The World Orphan Drug Congress USA 2023 was held from May 23-25, 2023 at the Gaylord National Resort & Convention Center in National Harbor, MD. This conference is focused solely on orphan drugs and rare diseases and features stakeholders from across the rare disease world, such as patients, regulatory authorities, pharmaceutical companies, patient advocacy organizations, families, clinicians, scientists and more all coming together to share ideas and further the shared goal of improving outcomes for rare disease patients. This year, Patient Worthy was in attendance to cover the event.
During the conference, I sat down with Reenie McCarthy, CEO of Stealth BioTherapeutics. Reenie spoke at a presentation at the event titled “Ultra-Rare: Challenge in Clinical Development.”
Stealth has been active in the space of ultra-rare disease drug development.

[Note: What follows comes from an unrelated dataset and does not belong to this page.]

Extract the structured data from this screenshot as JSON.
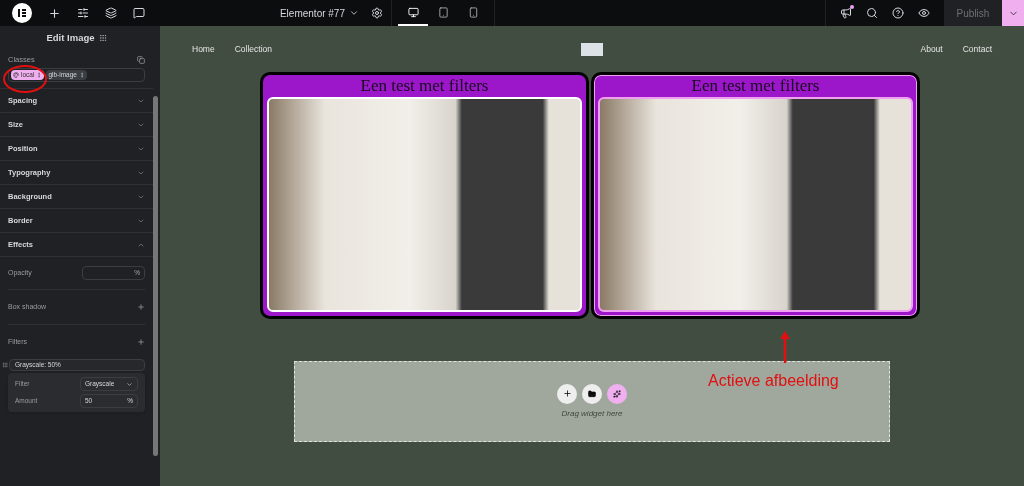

It’s critical for pharma companies to be investing in this side of rare disease, but it’s a difficult route to take, and many of the difficulties encountered in orphan drug development are magnified for ultra-rare conditions, which may only have a few hundred known patients.
“We were actually approached by patient advocates and asked to start working on a trial, so we partnered with them from the outset to do some pre-clinical work.” – Reenie
Stealth works with the Barth Syndrome Foundation, a worldwide organization dedicated to Barth syndrome, an ultra-rare illness with only a few hundred documented cases. However, the condition is likely underdiagnosed. Collaborating with an advocacy group from the beginning has some real advantages, and advocates were able to provide input into aspects of development, such as clinical trial protocols, from the outset.
“We designed and implemented a unique patient-reported outcome measure, which was to assess fatigue in the disease, and that was something that we partnered with the patient community in order to develop.”
Challenges in ultra-rare include that there hasn’t been much regulation introduced surrounding ultra-rare conditions specifically; in fact, there’s no set definition of ultra-rare conditions legally. With the lack of other resources, such as animal models, companies often have to opt for smaller scale trials and designs.
“We couldn’t have done this without the Barth Syndrome Foundation. They’ve been incredibly strong and resilient partners. People need to hear from the patients; the FDA needs to, Congress needs to, and that voice has a different level of authenticity.”